"I've tried to avoid the use of the term 'retirement,'" said Shoffner. But while he still does occasional favors for old clients, he's not taking any new ones and is in the process of closing his law office, saving files of historic or personal value, and destroying the rest.
Shoffner said it's time to "take the off-ramp, and get out of some of the heavy traffic."
Shoffner, a graduate of Vanderbilt Law School, said that his first assignment was preparing a property deed, for which he was paid the princely sum of $5, "and was proud of it." He said his last major case was representing a husband and wife through two years of litigation and a two-day jury trial in which a developer was found guilty of fraud.
In between, he's been involved in numerous cases, "some that I'd rather forget about, and some that I'll never forget about." They range from representing the "first wife" in a bigamy case to, in 1958, prosecuting the con men who stole thousands of dollars that an unmarried woman had stashed in the walls of her home, some of it rolled up in snuff cans.
In 1981, he filed suit on behalf of members of Tenco Developments Inc., an allegedly-mismanaged community development corporation established as a result of 1964 legislation from Lyndon Johnson's "War on Poverty." Shoffner hinted that there are parallels between the Tenco case and the money being spent on various stimulus programs and projects in the current economy.
"We have a precedent here that it didn't work in 1964," he said.
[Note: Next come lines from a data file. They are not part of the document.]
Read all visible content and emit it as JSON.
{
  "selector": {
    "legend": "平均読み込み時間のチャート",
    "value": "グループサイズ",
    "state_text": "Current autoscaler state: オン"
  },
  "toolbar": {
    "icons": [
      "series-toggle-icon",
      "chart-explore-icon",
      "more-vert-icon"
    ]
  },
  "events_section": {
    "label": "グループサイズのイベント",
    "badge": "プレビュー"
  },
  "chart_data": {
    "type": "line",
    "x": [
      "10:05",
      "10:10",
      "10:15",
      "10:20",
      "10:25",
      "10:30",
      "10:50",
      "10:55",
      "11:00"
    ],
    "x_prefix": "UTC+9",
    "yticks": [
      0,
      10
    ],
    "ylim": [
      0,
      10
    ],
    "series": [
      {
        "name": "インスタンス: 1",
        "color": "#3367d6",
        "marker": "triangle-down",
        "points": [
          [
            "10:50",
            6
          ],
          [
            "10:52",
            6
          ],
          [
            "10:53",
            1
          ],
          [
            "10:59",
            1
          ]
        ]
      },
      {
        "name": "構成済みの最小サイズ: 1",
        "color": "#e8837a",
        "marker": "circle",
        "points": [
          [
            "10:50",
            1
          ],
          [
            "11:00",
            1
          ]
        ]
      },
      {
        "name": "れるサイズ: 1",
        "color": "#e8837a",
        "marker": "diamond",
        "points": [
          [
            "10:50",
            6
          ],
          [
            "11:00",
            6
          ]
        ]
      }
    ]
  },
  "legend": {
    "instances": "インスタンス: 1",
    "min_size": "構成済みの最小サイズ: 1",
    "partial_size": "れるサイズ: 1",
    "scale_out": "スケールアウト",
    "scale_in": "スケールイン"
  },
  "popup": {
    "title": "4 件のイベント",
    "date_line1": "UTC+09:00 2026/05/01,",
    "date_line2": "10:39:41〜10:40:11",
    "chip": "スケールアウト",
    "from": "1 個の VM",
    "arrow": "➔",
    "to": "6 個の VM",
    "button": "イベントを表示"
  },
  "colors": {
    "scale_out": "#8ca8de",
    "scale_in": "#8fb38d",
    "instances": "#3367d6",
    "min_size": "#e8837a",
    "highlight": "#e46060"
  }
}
Although the suit he filed failed to reach its stated objective, he said the case brought attention to problems within the community development system and led to reforms.
Although he says it wasn't a factor in his choice of a legal career, Shoffner said his first exposure to issues of law and justice in Bedford County was the 1934 burning of the Bedford County courthouse by a lynch mob. He was just 8 years old when it happened and says he is one of the last alive who actually saw the flames. He recalled that in the days before Internet service providers, news of the conflict still spread pretty quickly.
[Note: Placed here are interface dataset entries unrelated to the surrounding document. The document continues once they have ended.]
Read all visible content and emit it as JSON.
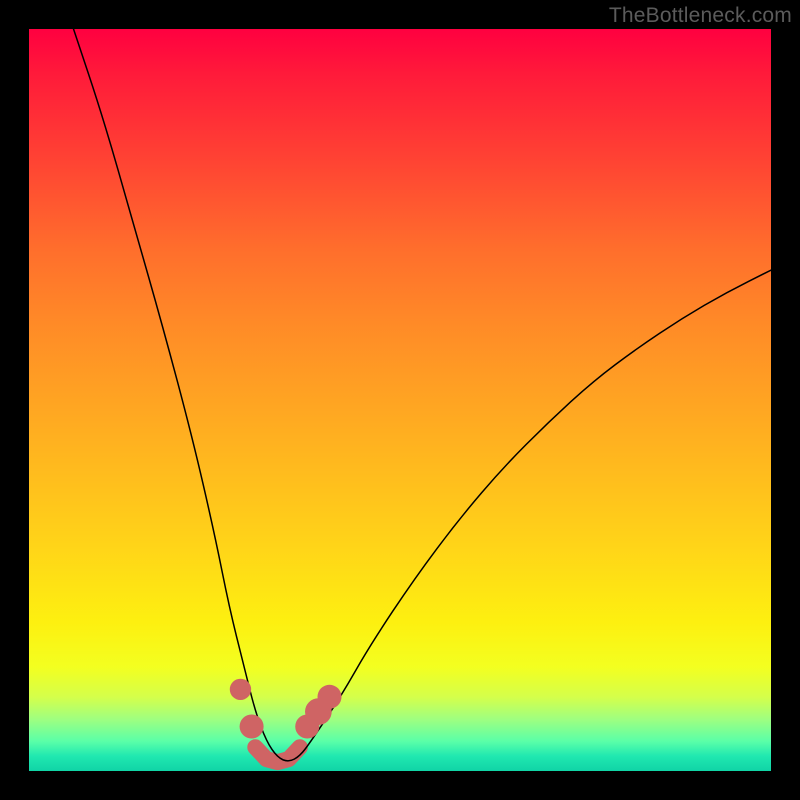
{
  "watermark": "TheBottleneck.com",
  "colors": {
    "gradient_top": "#ff0040",
    "gradient_mid": "#ffd518",
    "gradient_bottom": "#10d4a6",
    "curve": "#000000",
    "markers": "#cf6464",
    "frame": "#000000"
  },
  "chart_data": {
    "type": "line",
    "title": "",
    "xlabel": "",
    "ylabel": "",
    "xlim": [
      0,
      100
    ],
    "ylim": [
      0,
      100
    ],
    "grid": false,
    "legend": false,
    "series": [
      {
        "name": "bottleneck-curve",
        "x": [
          6,
          10,
          14,
          18,
          22,
          25,
          27,
          29,
          30.5,
          32,
          33.5,
          35,
          36.5,
          38,
          42,
          46,
          52,
          58,
          64,
          70,
          76,
          82,
          88,
          94,
          100
        ],
        "y": [
          100,
          88,
          74,
          60,
          45,
          32,
          22,
          14,
          8,
          4,
          1.8,
          1.2,
          2,
          4,
          10,
          17,
          26,
          34,
          41,
          47,
          52.5,
          57,
          61,
          64.5,
          67.5
        ]
      }
    ],
    "markers": [
      {
        "x": 28.5,
        "y": 11,
        "r": 1.0
      },
      {
        "x": 30.0,
        "y": 6,
        "r": 1.2
      },
      {
        "x": 37.5,
        "y": 6,
        "r": 1.2
      },
      {
        "x": 39.0,
        "y": 8,
        "r": 1.4
      },
      {
        "x": 40.5,
        "y": 10,
        "r": 1.2
      }
    ],
    "trough": {
      "x": [
        30.5,
        32,
        33.5,
        35,
        36.5
      ],
      "y": [
        3.2,
        1.6,
        1.2,
        1.6,
        3.2
      ]
    }
  }
}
"Our ISP was the old crank telephone," he said. The telephone operator at the Wartrace exchange, who connected calls by hand, was no doubt busy that day with various local residents calling to tell each other about what was going on in Shelbyville.
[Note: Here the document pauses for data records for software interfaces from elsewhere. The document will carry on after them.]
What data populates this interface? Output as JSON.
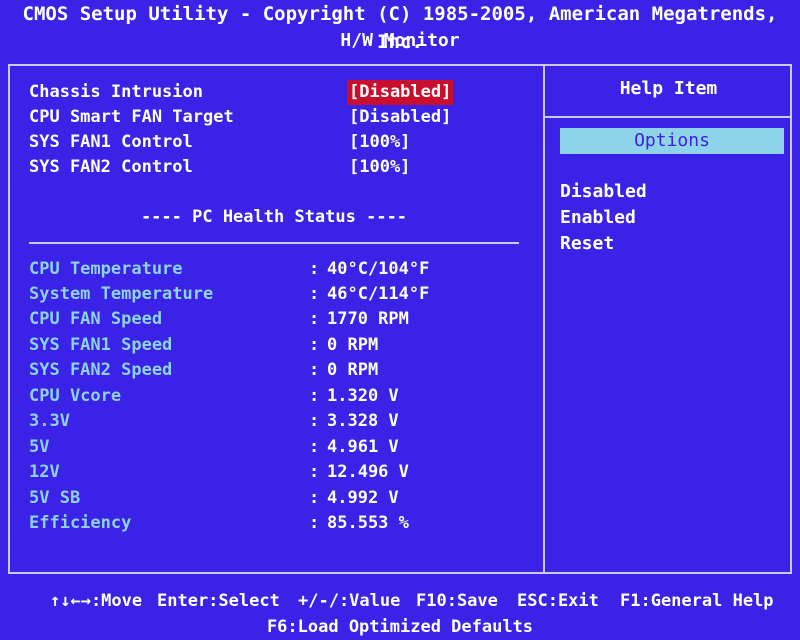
{
  "header": {
    "title": "CMOS Setup Utility - Copyright (C) 1985-2005, American Megatrends, Inc.",
    "subtitle": "H/W Monitor"
  },
  "settings": [
    {
      "label": "Chassis Intrusion",
      "value": "[Disabled]",
      "selected": true
    },
    {
      "label": "CPU Smart FAN Target",
      "value": "[Disabled]"
    },
    {
      "label": "SYS FAN1 Control",
      "value": "[100%]"
    },
    {
      "label": "SYS FAN2 Control",
      "value": "[100%]"
    }
  ],
  "health": {
    "section_title": "---- PC Health Status ----",
    "separator": ":",
    "rows": [
      {
        "label": "CPU Temperature",
        "value": "40°C/104°F"
      },
      {
        "label": "System Temperature",
        "value": "46°C/114°F"
      },
      {
        "label": "CPU FAN Speed",
        "value": "1770 RPM"
      },
      {
        "label": "SYS FAN1 Speed",
        "value": "0 RPM"
      },
      {
        "label": "SYS FAN2 Speed",
        "value": "0 RPM"
      },
      {
        "label": "CPU Vcore",
        "value": "1.320 V"
      },
      {
        "label": "3.3V",
        "value": "3.328 V"
      },
      {
        "label": "5V",
        "value": "4.961 V"
      },
      {
        "label": "12V",
        "value": "12.496 V"
      },
      {
        "label": "5V SB",
        "value": "4.992 V"
      },
      {
        "label": "Efficiency",
        "value": "85.553 %"
      }
    ]
  },
  "help": {
    "title": "Help Item",
    "options_label": "Options",
    "options": [
      "Disabled",
      "Enabled",
      "Reset"
    ]
  },
  "footer": {
    "move": "↑↓←→:Move",
    "select": "Enter:Select",
    "value": "+/-/:Value",
    "save": "F10:Save",
    "exit": "ESC:Exit",
    "help": "F1:General Help",
    "defaults": "F6:Load Optimized Defaults"
  },
  "colors": {
    "background": "#3a22e6",
    "highlight": "#c8102e",
    "label_cyan": "#8fd3ea",
    "border": "#c9c9f0"
  }
}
Shoffner has seen many changes in the legal profession as well.
"What's changed the most, as far as legal practice is concerned, is the cost of doing it," he said.
Today, the parties in a legal case not only hire lawyers but must find experts to give testimony supporting their side, and that adds dramatically to the cost of trying a case. He said legal costs are beyond what many average citizens can afford.
And while Shoffner may feel frustration with some aspects of current law, he takes pride in his professional service.
"My greatest satisfaction," he said, "is to have had the privilege of knowing and serving the clients that I've served over the years."